TRY IT: Please return each record below exactly, with nothing left out.
+++
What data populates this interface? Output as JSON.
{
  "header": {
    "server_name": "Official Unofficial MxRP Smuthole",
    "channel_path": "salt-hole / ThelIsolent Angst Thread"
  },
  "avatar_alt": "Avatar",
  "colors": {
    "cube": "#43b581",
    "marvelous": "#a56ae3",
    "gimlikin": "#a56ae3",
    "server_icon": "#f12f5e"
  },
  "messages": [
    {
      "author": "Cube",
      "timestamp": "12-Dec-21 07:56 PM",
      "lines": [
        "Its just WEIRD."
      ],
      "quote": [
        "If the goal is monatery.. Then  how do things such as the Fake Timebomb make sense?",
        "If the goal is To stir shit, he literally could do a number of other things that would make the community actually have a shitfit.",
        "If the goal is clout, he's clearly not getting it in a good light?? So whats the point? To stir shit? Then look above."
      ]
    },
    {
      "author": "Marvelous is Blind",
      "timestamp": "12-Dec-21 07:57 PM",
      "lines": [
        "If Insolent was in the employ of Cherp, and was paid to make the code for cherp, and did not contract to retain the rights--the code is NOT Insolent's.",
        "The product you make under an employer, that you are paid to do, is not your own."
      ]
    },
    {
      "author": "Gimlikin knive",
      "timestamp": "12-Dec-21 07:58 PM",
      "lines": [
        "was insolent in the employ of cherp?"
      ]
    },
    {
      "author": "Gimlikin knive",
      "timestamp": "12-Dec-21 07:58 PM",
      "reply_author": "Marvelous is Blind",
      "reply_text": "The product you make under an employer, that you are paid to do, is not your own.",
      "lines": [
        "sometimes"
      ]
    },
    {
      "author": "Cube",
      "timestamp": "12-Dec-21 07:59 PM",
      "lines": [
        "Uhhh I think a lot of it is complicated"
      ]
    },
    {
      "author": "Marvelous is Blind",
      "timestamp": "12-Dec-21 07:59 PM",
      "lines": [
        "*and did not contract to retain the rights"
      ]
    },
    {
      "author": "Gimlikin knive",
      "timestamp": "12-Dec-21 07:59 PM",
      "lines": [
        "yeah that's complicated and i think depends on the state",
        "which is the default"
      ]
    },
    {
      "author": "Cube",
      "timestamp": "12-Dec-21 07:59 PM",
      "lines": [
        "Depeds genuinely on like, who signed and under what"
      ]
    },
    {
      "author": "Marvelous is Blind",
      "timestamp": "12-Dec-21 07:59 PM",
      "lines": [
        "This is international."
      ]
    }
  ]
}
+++
EXERCISE RESULT:
What data populates this interface? Output as JSON.
{
  "header": {
    "server_name": "Official Unofficial MxRP Smuthole",
    "channel_path": "salt-hole / ThelIsolent Angst Thread"
  },
  "avatar_alt": "Avatar",
  "colors": {
    "cube": "#43b581",
    "marvelous": "#a56ae3",
    "gimlikin": "#a56ae3",
    "server_icon": "#f12f5e"
  },
  "messages": [
    {
      "author": "Cube",
      "timestamp": "12-Dec-21 07:56 PM",
      "lines": [
        "Its just WEIRD."
      ],
      "quote": [
        "If the goal is monatery.. Then  how do things such as the Fake Timebomb make sense?",
        "If the goal is To stir shit, he literally could do a number of other things that would make the community actually have a shitfit.",
        "If the goal is clout, he's clearly not getting it in a good light?? So whats the point? To stir shit? Then look above."
      ]
    },
    {
      "author": "Marvelous is Blind",
      "timestamp": "12-Dec-21 07:57 PM",
      "lines": [
        "If Insolent was in the employ of Cherp, and was paid to make the code for cherp, and did not contract to retain the rights--the code is NOT Insolent's.",
        "The product you make under an employer, that you are paid to do, is not your own."
      ]
    },
    {
      "author": "Gimlikin knive",
      "timestamp": "12-Dec-21 07:58 PM",
      "lines": [
        "was insolent in the employ of cherp?"
      ]
    },
    {
      "author": "Gimlikin knive",
      "timestamp": "12-Dec-21 07:58 PM",
      "reply_author": "Marvelous is Blind",
      "reply_text": "The product you make under an employer, that you are paid to do, is not your own.",
      "lines": [
        "sometimes"
      ]
    },
    {
      "author": "Cube",
      "timestamp": "12-Dec-21 07:59 PM",
      "lines": [
        "Uhhh I think a lot of it is complicated"
      ]
    },
    {
      "author": "Marvelous is Blind",
      "timestamp": "12-Dec-21 07:59 PM",
      "lines": [
        "*and did not contract to retain the rights"
      ]
    },
    {
      "author": "Gimlikin knive",
      "timestamp": "12-Dec-21 07:59 PM",
      "lines": [
        "yeah that's complicated and i think depends on the state",
        "which is the default"
      ]
    },
    {
      "author": "Cube",
      "timestamp": "12-Dec-21 07:59 PM",
      "lines": [
        "Depeds genuinely on like, who signed and under what"
      ]
    },
    {
      "author": "Marvelous is Blind",
      "timestamp": "12-Dec-21 07:59 PM",
      "lines": [
        "This is international."
      ]
    }
  ]
}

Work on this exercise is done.